        But instead, I think that there are some who tend to think that God created human life and then was so disgusted after they fell, that He spent the rest of the time trying to figure out how He could pay us back for having created us. So they imagine that He sends trial after trial and hardship after hardship and devastating circumstance after circumstance, to try to get us to know how sorry He is that He made us, or to “teach” us more about Him. Abuse is just one of those “things” that apparently He sends to us, to let us know how disappointed He is with us and that we really deserve nothing from Him. This is such a poor and blasphemous way to view God.

        What He really did, was send Jesus to free us from the law and our sin. But instead of accepting the freedom, which comes via Salvation and the Holy Spirit filling us with Christ’s presence, we believe (well not I) that sin should still run rampant through us and through the Church, and that we ought to overlook such sin and feel sorry for those who fall into it. But, what God really did for us, was free us from it and give us His Spirit, to enable us to keep from sinning. It takes effort and love for God. What does He call it? Resisting? Yes, that would be it. Scripture tells us that before we were saved, we were all these things, but now, we should finish putting away the other sins like malice, anger, etc., the “lesser sins”, if you will. Instead, when there is adultery in the Church, we pat the person on the back and say, “Well, it could have been, just as easily. But for the grace of God go I”. What? That ought not be our mentality, but for some reason it is. Maybe that is why it is so hard to talk to anyone about abuse. Because they believe it could be them abusing their spouse, just as easily, so they don’t want to “judge” anyone.

  4. Happy2bhere

    Thank you for sharing this helpful information. I’m not really around other children besides my own, but its good info to keep tucked away…hopefully there will never come a time for it. I was abused as a child and didn’t even think to tell anyone. I certainly did not like what was done, but didn’t even understand how wrong it was until I was a young adult. I thought it was just something unfortunate some people had to deal with. Good for teachers and daycare providers or anyone to spot out signs of abuse and make an inquiry. Interesting I went through this same thinking process as an adult with my mean husband.

  5. Natasha

    How very true! It’s so sad that children get abused, but even more sad when they feel they can’t tell anyone.
    It’s a horrid feeling to be afraid to tell and afraid not to!!

  6. Thank you for sharing this-it’s vital.

    However, I think it is important to note that the touching doesn’t have to feel “yucky.” Children can experience sexual pleasure, and part the grooming process is can beconvincing children that the adult is giving them something they want.

    Stipulating that the touching is “yucky” only shames and silences the children who wouldn’t label their experiences this way.

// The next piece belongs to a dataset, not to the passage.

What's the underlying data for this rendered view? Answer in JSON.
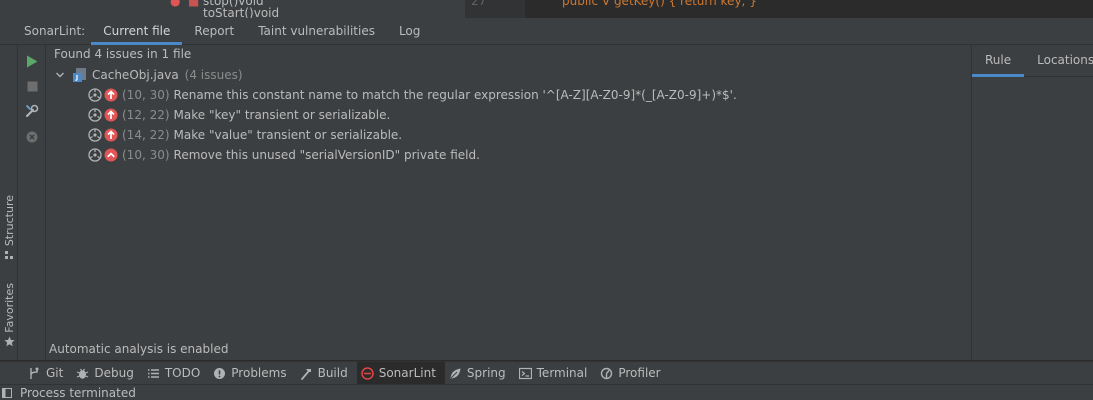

    An adult touching their “swim suit” parts is wrong. Period, full stop. It doesn’t need any qualifiers.

Leave a Reply

Fill in your details below or click an icon to log in:

WordPress.com Logo

You are commenting using your WordPress.com account. Log Out / Change )

Twitter picture

You are commenting using your Twitter account. Log Out / Change )

Facebook photo

You are commenting using your Facebook account. Log Out / Change )

Google+ photo

You are commenting using your Google+ account. Log Out / Change )

Connecting to %s

%d bloggers like this: